DIRECTIONS FOR THIS TASK:
What is needed here is an exact copy of every entry.

PROVIDED DATA:
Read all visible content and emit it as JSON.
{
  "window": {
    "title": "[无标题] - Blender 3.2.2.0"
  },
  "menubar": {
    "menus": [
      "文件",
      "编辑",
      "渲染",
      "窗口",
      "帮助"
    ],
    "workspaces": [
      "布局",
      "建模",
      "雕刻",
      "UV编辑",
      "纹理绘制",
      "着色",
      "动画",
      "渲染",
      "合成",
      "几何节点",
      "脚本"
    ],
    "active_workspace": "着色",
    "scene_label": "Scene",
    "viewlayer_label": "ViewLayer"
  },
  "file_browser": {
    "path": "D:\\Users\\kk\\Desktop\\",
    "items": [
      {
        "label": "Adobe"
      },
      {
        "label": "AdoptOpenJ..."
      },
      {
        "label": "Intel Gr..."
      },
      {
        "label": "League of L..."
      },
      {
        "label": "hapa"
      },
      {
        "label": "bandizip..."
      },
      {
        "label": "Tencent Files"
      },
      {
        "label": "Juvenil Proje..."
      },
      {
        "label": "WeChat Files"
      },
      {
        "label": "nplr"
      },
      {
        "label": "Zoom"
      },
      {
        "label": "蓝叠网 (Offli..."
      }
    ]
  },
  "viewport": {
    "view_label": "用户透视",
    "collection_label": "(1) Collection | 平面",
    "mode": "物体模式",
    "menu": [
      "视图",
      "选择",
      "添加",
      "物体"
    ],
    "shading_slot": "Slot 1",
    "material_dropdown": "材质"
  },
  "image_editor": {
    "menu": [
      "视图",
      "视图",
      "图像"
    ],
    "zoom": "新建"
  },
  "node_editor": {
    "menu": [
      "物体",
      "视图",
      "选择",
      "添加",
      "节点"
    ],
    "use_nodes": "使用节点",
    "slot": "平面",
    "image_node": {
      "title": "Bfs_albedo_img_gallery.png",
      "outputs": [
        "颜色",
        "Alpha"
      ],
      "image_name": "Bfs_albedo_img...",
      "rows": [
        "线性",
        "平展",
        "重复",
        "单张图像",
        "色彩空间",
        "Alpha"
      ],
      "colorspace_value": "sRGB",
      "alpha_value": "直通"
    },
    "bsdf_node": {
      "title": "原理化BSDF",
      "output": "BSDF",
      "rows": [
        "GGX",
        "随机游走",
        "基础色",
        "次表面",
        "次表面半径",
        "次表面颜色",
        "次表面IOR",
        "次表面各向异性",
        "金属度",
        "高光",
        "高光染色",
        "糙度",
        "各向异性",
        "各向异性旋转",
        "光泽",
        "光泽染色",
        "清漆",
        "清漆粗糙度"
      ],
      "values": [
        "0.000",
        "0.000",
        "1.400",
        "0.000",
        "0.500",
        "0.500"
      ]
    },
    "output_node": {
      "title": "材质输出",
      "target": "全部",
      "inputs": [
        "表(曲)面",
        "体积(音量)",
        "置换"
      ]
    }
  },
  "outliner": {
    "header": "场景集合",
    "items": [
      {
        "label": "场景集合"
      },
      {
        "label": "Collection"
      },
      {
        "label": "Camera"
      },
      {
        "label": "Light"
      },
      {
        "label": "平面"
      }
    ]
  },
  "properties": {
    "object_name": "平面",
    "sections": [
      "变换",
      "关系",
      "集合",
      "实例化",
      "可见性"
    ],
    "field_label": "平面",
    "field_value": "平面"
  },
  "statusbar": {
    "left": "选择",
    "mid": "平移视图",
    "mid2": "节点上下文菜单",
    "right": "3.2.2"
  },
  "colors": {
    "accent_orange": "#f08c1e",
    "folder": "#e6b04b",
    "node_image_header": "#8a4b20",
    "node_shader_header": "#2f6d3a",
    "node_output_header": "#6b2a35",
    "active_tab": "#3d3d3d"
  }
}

WORKED SOLUTION:
Read all visible content and emit it as JSON.
{
  "window": {
    "title": "[无标题] - Blender 3.2.2.0"
  },
  "menubar": {
    "menus": [
      "文件",
      "编辑",
      "渲染",
      "窗口",
      "帮助"
    ],
    "workspaces": [
      "布局",
      "建模",
      "雕刻",
      "UV编辑",
      "纹理绘制",
      "着色",
      "动画",
      "渲染",
      "合成",
      "几何节点",
      "脚本"
    ],
    "active_workspace": "着色",
    "scene_label": "Scene",
    "viewlayer_label": "ViewLayer"
  },
  "file_browser": {
    "path": "D:\\Users\\kk\\Desktop\\",
    "items": [
      {
        "label": "Adobe"
      },
      {
        "label": "AdoptOpenJ..."
      },
      {
        "label": "Intel Gr..."
      },
      {
        "label": "League of L..."
      },
      {
        "label": "hapa"
      },
      {
        "label": "bandizip..."
      },
      {
        "label": "Tencent Files"
      },
      {
        "label": "Juvenil Proje..."
      },
      {
        "label": "WeChat Files"
      },
      {
        "label": "nplr"
      },
      {
        "label": "Zoom"
      },
      {
        "label": "蓝叠网 (Offli..."
      }
    ]
  },
  "viewport": {
    "view_label": "用户透视",
    "collection_label": "(1) Collection | 平面",
    "mode": "物体模式",
    "menu": [
      "视图",
      "选择",
      "添加",
      "物体"
    ],
    "shading_slot": "Slot 1",
    "material_dropdown": "材质"
  },
  "image_editor": {
    "menu": [
      "视图",
      "视图",
      "图像"
    ],
    "zoom": "新建"
  },
  "node_editor": {
    "menu": [
      "物体",
      "视图",
      "选择",
      "添加",
      "节点"
    ],
    "use_nodes": "使用节点",
    "slot": "平面",
    "image_node": {
      "title": "Bfs_albedo_img_gallery.png",
      "outputs": [
        "颜色",
        "Alpha"
      ],
      "image_name": "Bfs_albedo_img...",
      "rows": [
        "线性",
        "平展",
        "重复",
        "单张图像",
        "色彩空间",
        "Alpha"
      ],
      "colorspace_value": "sRGB",
      "alpha_value": "直通"
    },
    "bsdf_node": {
      "title": "原理化BSDF",
      "output": "BSDF",
      "rows": [
        "GGX",
        "随机游走",
        "基础色",
        "次表面",
        "次表面半径",
        "次表面颜色",
        "次表面IOR",
        "次表面各向异性",
        "金属度",
        "高光",
        "高光染色",
        "糙度",
        "各向异性",
        "各向异性旋转",
        "光泽",
        "光泽染色",
        "清漆",
        "清漆粗糙度"
      ],
      "values": [
        "0.000",
        "0.000",
        "1.400",
        "0.000",
        "0.500",
        "0.500"
      ]
    },
    "output_node": {
      "title": "材质输出",
      "target": "全部",
      "inputs": [
        "表(曲)面",
        "体积(音量)",
        "置换"
      ]
    }
  },
  "outliner": {
    "header": "场景集合",
    "items": [
      {
        "label": "场景集合"
      },
      {
        "label": "Collection"
      },
      {
        "label": "Camera"
      },
      {
        "label": "Light"
      },
      {
        "label": "平面"
      }
    ]
  },
  "properties": {
    "object_name": "平面",
    "sections": [
      "变换",
      "关系",
      "集合",
      "实例化",
      "可见性"
    ],
    "field_label": "平面",
    "field_value": "平面"
  },
  "statusbar": {
    "left": "选择",
    "mid": "平移视图",
    "mid2": "节点上下文菜单",
    "right": "3.2.2"
  },
  "colors": {
    "accent_orange": "#f08c1e",
    "folder": "#e6b04b",
    "node_image_header": "#8a4b20",
    "node_shader_header": "#2f6d3a",
    "node_output_header": "#6b2a35",
    "active_tab": "#3d3d3d"
  }
}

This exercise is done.